DATASET RECORDS:
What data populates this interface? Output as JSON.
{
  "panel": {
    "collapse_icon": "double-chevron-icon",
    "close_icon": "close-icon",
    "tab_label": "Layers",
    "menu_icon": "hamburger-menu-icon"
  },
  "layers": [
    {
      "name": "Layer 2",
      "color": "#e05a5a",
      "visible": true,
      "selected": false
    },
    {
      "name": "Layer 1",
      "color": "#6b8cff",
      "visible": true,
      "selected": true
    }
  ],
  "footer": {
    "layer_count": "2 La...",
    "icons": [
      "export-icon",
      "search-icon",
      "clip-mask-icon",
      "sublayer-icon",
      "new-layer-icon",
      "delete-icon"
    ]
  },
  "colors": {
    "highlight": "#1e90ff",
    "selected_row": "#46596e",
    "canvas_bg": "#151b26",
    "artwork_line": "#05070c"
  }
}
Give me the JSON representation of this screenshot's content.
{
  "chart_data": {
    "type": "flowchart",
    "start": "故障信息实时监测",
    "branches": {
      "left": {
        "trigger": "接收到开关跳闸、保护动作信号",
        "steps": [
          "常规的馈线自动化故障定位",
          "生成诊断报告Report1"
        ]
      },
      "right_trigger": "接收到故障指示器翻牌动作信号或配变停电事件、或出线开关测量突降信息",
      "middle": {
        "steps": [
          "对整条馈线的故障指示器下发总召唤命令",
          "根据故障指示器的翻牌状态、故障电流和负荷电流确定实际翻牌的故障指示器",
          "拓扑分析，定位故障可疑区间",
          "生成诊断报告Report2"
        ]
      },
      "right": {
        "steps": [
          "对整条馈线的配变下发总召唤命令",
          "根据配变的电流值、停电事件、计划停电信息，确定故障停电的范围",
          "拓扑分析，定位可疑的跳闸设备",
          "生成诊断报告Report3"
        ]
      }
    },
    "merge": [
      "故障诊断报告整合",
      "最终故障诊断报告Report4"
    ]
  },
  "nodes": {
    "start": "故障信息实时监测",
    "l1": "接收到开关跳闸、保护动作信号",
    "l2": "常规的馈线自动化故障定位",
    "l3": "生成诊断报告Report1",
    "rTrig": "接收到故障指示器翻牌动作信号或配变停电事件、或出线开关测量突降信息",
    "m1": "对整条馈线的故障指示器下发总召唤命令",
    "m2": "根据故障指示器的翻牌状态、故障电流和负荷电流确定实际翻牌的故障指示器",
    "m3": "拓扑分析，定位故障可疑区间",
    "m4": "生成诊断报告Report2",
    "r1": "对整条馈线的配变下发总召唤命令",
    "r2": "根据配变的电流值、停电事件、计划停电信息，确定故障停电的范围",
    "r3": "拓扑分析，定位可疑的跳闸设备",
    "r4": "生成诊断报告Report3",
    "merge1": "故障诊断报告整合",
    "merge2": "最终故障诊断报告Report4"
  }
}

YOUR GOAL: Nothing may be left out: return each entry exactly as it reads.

RESULT FOR THIS EXERCISE:
What data populates this interface? Output as JSON.
{
  "panel": {
    "collapse_icon": "double-chevron-icon",
    "close_icon": "close-icon",
    "tab_label": "Layers",
    "menu_icon": "hamburger-menu-icon"
  },
  "layers": [
    {
      "name": "Layer 2",
      "color": "#e05a5a",
      "visible": true,
      "selected": false
    },
    {
      "name": "Layer 1",
      "color": "#6b8cff",
      "visible": true,
      "selected": true
    }
  ],
  "footer": {
    "layer_count": "2 La...",
    "icons": [
      "export-icon",
      "search-icon",
      "clip-mask-icon",
      "sublayer-icon",
      "new-layer-icon",
      "delete-icon"
    ]
  },
  "colors": {
    "highlight": "#1e90ff",
    "selected_row": "#46596e",
    "canvas_bg": "#151b26",
    "artwork_line": "#05070c"
  }
}
Give me the JSON representation of this screenshot's content.
{
  "chart_data": {
    "type": "flowchart",
    "start": "故障信息实时监测",
    "branches": {
      "left": {
        "trigger": "接收到开关跳闸、保护动作信号",
        "steps": [
          "常规的馈线自动化故障定位",
          "生成诊断报告Report1"
        ]
      },
      "right_trigger": "接收到故障指示器翻牌动作信号或配变停电事件、或出线开关测量突降信息",
      "middle": {
        "steps": [
          "对整条馈线的故障指示器下发总召唤命令",
          "根据故障指示器的翻牌状态、故障电流和负荷电流确定实际翻牌的故障指示器",
          "拓扑分析，定位故障可疑区间",
          "生成诊断报告Report2"
        ]
      },
      "right": {
        "steps": [
          "对整条馈线的配变下发总召唤命令",
          "根据配变的电流值、停电事件、计划停电信息，确定故障停电的范围",
          "拓扑分析，定位可疑的跳闸设备",
          "生成诊断报告Report3"
        ]
      }
    },
    "merge": [
      "故障诊断报告整合",
      "最终故障诊断报告Report4"
    ]
  },
  "nodes": {
    "start": "故障信息实时监测",
    "l1": "接收到开关跳闸、保护动作信号",
    "l2": "常规的馈线自动化故障定位",
    "l3": "生成诊断报告Report1",
    "rTrig": "接收到故障指示器翻牌动作信号或配变停电事件、或出线开关测量突降信息",
    "m1": "对整条馈线的故障指示器下发总召唤命令",
    "m2": "根据故障指示器的翻牌状态、故障电流和负荷电流确定实际翻牌的故障指示器",
    "m3": "拓扑分析，定位故障可疑区间",
    "m4": "生成诊断报告Report2",
    "r1": "对整条馈线的配变下发总召唤命令",
    "r2": "根据配变的电流值、停电事件、计划停电信息，确定故障停电的范围",
    "r3": "拓扑分析，定位可疑的跳闸设备",
    "r4": "生成诊断报告Report3",
    "merge1": "故障诊断报告整合",
    "merge2": "最终故障诊断报告Report4"
  }
}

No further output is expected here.